I recently sent out an article to several of my clients that included a card with a QR code. When I followed up to see if they had a chance to review what I had sent, one of my clients wasn’t actually clear on what a QR code was. Now I love new technologies and the power that they bring into our lives but obviously not everyone is in tune with this technology. So I thought I would cover QR codes in this post.
What is a QR code? At its most basic, a QR Code is an advanced barcode. They’re used for encoding information in two-dimensional space. Think pages of magazines, advertisements and Web sites. They are more useful than a standard barcode because they can store (and digitally present) much more data, including url links, geo coordinates, and text. Here is an example of a QR code: (Hint: It will take you to my website)

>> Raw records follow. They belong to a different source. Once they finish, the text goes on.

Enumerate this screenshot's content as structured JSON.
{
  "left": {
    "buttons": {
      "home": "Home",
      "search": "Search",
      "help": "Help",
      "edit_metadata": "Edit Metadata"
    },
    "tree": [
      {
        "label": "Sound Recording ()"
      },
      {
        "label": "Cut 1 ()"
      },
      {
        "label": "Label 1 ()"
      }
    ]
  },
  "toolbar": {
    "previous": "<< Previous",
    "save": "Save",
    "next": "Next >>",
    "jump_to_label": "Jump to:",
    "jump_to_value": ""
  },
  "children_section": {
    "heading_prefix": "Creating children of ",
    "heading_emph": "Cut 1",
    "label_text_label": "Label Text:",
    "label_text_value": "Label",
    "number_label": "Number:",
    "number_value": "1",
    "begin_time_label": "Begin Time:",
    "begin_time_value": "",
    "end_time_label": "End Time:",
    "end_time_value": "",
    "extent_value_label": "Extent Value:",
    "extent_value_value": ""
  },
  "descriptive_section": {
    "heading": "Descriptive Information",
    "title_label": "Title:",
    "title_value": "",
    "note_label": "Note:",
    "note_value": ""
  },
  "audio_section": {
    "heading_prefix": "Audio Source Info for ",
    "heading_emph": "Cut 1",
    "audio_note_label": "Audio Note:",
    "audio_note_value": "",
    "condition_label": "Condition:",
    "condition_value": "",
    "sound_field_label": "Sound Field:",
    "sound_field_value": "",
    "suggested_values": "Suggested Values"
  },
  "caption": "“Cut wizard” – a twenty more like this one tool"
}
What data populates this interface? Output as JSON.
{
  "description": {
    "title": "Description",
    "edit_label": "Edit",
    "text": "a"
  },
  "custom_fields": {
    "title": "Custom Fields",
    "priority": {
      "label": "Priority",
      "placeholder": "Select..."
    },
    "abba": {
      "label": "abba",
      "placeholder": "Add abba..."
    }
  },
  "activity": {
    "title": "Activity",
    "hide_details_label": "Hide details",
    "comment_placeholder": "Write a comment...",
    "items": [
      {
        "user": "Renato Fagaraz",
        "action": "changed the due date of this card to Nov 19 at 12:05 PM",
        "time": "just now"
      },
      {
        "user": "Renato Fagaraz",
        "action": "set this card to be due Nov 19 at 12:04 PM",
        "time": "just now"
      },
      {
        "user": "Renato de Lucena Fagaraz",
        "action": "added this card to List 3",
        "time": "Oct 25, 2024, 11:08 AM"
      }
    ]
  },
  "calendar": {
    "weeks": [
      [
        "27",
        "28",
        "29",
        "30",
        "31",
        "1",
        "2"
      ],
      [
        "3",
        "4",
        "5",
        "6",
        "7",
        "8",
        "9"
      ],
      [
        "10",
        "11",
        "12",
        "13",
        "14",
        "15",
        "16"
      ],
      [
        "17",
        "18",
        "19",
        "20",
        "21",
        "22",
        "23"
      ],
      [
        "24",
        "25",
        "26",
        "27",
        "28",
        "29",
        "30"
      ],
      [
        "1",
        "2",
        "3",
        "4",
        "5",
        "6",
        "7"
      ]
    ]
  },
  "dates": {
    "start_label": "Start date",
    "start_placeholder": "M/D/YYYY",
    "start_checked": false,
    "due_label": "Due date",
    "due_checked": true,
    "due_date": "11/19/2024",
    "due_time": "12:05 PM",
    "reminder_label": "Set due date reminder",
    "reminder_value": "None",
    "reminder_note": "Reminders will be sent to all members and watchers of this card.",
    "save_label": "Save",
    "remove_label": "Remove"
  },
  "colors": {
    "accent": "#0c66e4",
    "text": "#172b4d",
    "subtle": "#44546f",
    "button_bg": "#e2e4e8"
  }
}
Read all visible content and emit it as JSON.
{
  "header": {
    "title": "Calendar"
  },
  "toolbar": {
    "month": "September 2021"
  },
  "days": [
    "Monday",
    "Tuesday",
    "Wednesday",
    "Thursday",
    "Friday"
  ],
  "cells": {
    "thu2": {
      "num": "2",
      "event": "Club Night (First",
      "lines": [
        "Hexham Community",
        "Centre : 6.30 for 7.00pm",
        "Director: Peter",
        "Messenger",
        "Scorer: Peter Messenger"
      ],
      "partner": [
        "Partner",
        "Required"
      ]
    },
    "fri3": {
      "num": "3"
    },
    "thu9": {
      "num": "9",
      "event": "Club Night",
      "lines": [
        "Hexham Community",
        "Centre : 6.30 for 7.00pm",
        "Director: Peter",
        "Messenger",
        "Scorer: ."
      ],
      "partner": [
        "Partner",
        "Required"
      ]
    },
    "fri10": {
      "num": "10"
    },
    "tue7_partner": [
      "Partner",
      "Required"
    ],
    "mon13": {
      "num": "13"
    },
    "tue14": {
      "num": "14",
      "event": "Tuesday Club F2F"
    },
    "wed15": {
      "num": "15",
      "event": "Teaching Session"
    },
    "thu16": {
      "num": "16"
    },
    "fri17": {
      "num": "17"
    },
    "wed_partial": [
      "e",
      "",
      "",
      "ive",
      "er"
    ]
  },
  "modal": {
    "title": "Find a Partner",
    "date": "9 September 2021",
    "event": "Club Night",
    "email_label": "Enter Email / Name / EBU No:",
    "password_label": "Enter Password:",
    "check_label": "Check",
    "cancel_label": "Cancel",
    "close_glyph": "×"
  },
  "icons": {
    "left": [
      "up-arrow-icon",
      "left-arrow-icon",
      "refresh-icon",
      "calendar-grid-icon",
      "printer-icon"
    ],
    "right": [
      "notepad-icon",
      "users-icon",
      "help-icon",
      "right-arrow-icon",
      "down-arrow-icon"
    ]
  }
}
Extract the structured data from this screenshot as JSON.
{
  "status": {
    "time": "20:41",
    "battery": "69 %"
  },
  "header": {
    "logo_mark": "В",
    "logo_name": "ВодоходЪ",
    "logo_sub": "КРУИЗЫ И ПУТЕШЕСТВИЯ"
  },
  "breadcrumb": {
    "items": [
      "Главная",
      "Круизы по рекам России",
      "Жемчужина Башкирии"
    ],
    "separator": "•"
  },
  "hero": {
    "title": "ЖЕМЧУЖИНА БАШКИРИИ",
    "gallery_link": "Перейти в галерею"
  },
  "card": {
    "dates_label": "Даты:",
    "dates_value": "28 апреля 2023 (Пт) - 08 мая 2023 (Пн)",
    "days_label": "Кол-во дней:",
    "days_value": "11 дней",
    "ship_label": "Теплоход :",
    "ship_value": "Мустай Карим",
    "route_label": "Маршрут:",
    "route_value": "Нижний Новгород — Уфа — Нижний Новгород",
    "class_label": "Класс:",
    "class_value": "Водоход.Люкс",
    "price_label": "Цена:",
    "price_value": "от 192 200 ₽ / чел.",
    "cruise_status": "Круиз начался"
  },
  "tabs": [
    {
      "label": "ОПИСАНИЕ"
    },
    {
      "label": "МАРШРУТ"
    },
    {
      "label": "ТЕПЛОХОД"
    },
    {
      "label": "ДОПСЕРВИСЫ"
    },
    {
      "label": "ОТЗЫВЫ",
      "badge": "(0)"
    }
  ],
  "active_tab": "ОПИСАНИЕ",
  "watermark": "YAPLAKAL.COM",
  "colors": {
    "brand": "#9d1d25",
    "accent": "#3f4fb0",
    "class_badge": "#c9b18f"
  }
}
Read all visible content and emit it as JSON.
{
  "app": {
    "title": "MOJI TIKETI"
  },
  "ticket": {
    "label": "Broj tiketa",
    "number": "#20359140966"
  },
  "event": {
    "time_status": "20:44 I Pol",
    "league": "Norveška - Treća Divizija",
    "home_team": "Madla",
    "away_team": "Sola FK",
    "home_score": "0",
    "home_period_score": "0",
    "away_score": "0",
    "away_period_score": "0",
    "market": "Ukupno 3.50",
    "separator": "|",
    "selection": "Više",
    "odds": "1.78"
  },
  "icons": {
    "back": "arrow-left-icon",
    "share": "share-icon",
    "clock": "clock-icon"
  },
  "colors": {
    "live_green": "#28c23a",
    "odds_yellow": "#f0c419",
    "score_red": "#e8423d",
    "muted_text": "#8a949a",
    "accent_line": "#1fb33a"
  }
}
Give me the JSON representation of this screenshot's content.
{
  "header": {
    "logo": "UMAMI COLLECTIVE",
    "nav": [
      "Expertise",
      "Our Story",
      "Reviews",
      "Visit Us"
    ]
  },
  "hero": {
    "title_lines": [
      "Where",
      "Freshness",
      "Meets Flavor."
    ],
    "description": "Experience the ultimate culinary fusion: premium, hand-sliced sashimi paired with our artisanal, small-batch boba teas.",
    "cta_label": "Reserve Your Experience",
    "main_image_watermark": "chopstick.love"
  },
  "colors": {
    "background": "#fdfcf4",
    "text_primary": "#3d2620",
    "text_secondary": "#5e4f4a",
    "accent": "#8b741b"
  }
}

The quick response (QR) bar code was originally created by a Japanese company, Denso-Wave, to track inventory of auto parts, but have become popular (especially in Japan) for much broader commercial purposes. Because QR codes allow for more data, and because scanning requires less effort than typing a URL, QR codes are starting to show up seemingly everywhere. You can see them on business cards, in magazines, and even on TV. I have seen QR codes on delivery trucks and even on the walls at airports.
So how do you read or even create a QR code? The easiest place to start is with your SmartPhone. According to a study by ComScore, over 45.5 million people in the United States own smartphones. These ubiquitous devices offer you access to this exciting technology and like a box of Cracker Jacks, you never know what you are going to get.
How does the cell phone read the code and how can I create one? First of all your smartphone needs a QR code reader. It takes literally 1 minute for someone with an iPhone, Android, or Blackberry to find and install the reader. I actually have QR apps on both my iPhone and Blackberry. Go to your apps store and you will find all that you need. You can easily generate a QR code using a site like Kaywa.com or simply Google QR codes and you can select from a variety of resources.
QR codes are only bound to become more common in the coming months and years. We’re increasingly reliant on our mobile devices, and typing out URLs or other data on their small keyboards is not very efficient. These squares of elaborately arranged boxes can open up a whole new world and we have only just scratched the surface of how they will be used. Many companies may not have figured it out yet but QR codes will be their best friends.
In the near future I will be posting some of my favorite uses for QR codes. There are some really cool applications and opportunities with QR codes and I plan to share them with you. Feel free to post a comment if you have seen one and I will include it.